Activity ->
Every line of the following records that includes "تسجيل" should be copied.

Provided records ->
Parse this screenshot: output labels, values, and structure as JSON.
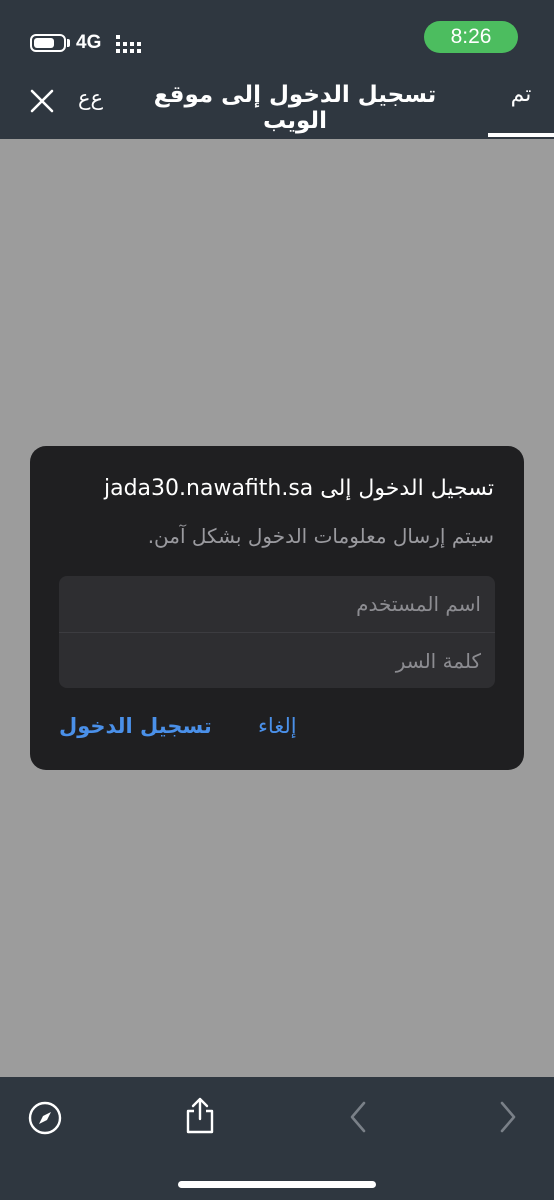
{
  "status_bar": {
    "network": "4G",
    "time": "8:26"
  },
  "nav_bar": {
    "title": "تسجيل الدخول إلى موقع الويب",
    "text_size_label": "ﻉﻉ",
    "done_label": "تم"
  },
  "dialog": {
    "title": "تسجيل الدخول إلى jada30.nawafith.sa",
    "message": "سيتم إرسال معلومات الدخول بشكل آمن.",
    "username_placeholder": "اسم المستخدم",
    "password_placeholder": "كلمة السر",
    "cancel_label": "إلغاء",
    "login_label": "تسجيل الدخول"
  },
  "toolbar": {
    "icons": [
      "compass-icon",
      "share-icon",
      "back-icon",
      "forward-icon"
    ]
  },
  "colors": {
    "bar_bg": "#2f3740",
    "page_bg": "#9c9c9c",
    "dialog_bg": "#1f1f21",
    "accent": "#4a90e9",
    "time_pill": "#4cbd5f"
  }
}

Solution ->
    "title": "تسجيل الدخول إلى موقع الويب",
    "title": "تسجيل الدخول إلى jada30.nawafith.sa",
    "login_label": "تسجيل الدخول"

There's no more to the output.